Ron Milo, Rob Phillips, illustrated by Nigel Orme: Cell Biology by the Numbers. Garland Science 2016
This is the book we - or at least I - have been missing for decades. If we agree that physiology is first and foremost a quantitative science then back-of-the-envelope calculations are the best means to get a feeling for the cell census and the dynamics within a cell. The book is divided into five chapters: Size and Geometry; Concentrations and Absolute Numbers; Energies and Forces; Rates and Durations; Information and Errors. Each chapter contains "Estimates" which are step by step calculations for key numbers. A few examples: How much headspace is required to supply oxygen for growth? How many proteins are in a cell? What is the fractional change in occupancy of a receptor in a concentration gradient? How many protons are needed to build up membrane voltage? What is the fraction of of membrane taken up by transporters? What is the turnover time of metabolites and proteins? And many more ... In general, three cell types are treated in comparison: the bacterial cell, the yeast cell, and the animal cell (note: filamentous fungi are missing!). I myself have successfully tried a further estimate: to calculate the specific growth rate from the rate of amino acid connections by ribosomes ...

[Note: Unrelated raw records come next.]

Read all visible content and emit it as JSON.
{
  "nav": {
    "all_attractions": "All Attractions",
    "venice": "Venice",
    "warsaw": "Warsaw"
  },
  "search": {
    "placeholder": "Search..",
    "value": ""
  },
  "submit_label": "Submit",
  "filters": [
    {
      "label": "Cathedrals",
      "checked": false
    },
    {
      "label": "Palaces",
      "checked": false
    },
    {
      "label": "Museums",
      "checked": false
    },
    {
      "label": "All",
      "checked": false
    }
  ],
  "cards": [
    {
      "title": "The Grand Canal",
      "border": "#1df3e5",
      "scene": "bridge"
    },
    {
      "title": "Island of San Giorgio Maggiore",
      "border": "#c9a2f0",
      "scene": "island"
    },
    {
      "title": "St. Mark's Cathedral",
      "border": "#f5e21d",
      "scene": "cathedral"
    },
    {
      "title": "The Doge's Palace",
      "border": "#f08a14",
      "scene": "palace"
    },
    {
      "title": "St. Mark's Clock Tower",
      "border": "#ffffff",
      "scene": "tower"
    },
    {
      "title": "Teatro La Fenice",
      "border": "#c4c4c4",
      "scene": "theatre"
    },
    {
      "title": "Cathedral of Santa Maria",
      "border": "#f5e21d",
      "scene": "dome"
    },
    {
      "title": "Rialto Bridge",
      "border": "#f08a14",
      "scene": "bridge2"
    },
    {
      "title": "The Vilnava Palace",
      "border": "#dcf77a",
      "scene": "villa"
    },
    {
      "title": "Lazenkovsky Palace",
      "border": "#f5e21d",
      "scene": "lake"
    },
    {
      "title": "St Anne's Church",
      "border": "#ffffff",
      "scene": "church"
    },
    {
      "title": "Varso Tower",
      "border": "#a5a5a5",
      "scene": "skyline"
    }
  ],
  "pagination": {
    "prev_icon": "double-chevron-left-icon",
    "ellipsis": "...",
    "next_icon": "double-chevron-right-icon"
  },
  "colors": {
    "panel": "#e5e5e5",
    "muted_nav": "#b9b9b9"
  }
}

The book is avaliable in the Internet (see link) and is intimately connected with the database "BioNumbers - The Database of Useful Biological Numbers" (http://bionumbers.hms.harvard.edu/).